Saved data entries:

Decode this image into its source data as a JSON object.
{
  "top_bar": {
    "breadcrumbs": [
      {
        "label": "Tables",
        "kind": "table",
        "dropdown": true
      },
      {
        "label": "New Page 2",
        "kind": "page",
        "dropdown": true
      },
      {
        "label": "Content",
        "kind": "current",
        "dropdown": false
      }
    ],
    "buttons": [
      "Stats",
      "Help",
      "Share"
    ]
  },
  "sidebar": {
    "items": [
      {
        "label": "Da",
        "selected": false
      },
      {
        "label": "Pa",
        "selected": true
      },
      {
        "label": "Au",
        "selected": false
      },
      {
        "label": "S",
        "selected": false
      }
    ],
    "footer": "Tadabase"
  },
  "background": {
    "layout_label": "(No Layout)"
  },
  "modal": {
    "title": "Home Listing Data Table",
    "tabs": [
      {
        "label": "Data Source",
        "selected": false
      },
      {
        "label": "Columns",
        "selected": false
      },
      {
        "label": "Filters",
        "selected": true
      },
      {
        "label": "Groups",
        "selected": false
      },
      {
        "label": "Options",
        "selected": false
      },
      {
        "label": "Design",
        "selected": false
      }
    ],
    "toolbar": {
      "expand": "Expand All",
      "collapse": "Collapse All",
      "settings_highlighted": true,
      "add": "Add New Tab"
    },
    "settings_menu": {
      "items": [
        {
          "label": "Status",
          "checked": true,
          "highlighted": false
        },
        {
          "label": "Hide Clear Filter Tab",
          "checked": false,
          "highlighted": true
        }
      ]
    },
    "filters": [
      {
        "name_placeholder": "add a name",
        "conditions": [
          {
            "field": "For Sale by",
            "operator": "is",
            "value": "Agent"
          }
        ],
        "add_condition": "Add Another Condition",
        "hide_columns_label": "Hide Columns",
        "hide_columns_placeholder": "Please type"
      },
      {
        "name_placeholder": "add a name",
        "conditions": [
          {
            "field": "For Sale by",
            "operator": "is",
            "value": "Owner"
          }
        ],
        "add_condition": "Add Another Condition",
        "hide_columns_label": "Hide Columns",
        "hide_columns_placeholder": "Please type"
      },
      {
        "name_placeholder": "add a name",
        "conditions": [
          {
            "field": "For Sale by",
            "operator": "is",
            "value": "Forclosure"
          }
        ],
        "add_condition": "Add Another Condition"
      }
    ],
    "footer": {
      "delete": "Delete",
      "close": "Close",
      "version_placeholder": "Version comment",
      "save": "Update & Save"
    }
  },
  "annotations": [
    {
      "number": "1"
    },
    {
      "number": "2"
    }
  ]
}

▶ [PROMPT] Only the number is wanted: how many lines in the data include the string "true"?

▶ [RESULT] 7